Thanks to commenter Daniel Davies, I have changed an incorrect word in my Modigliani-Miller essay. It now reads
Before MM, the conventional wisdom was that highly-levered firms (firms that issue a lot of debt relative to equity) offered their investors higher risks and higher expected returns than less-levered firms. MM said that financial structure was essentially irrelevant.
Before, it read "shareholders" instead of investors, which is wrong. "Investors" includes both shareholders and bondholders.

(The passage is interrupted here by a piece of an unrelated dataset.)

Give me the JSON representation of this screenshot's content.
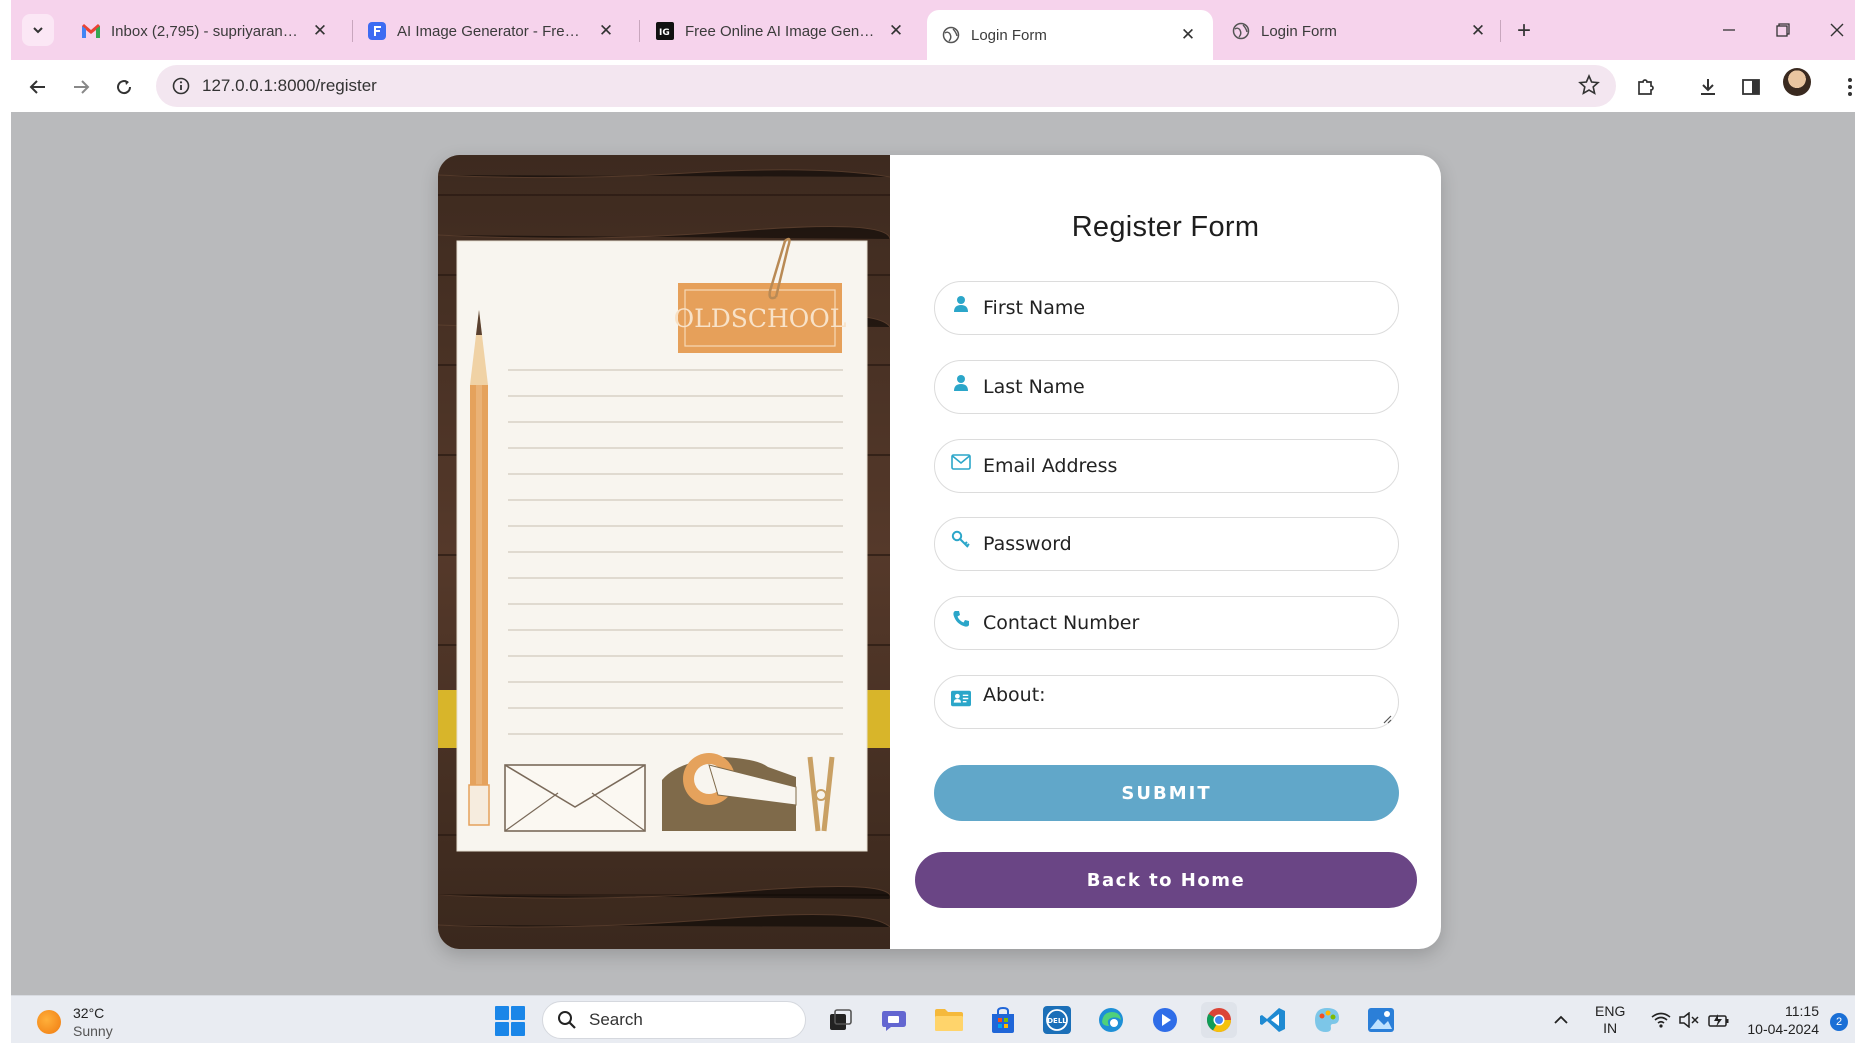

I also think I could have better described the "conventional wisdom" pre-MM. The "conventional wisdom" was that a highly-levered firm could appeal to the risk-tolerant investor and that a relatively unlevered firm could appeal a risk-averse investor. MM showed that this not the case, because investors in levered firms can dial down their risk by owning the bonds issued by those firms.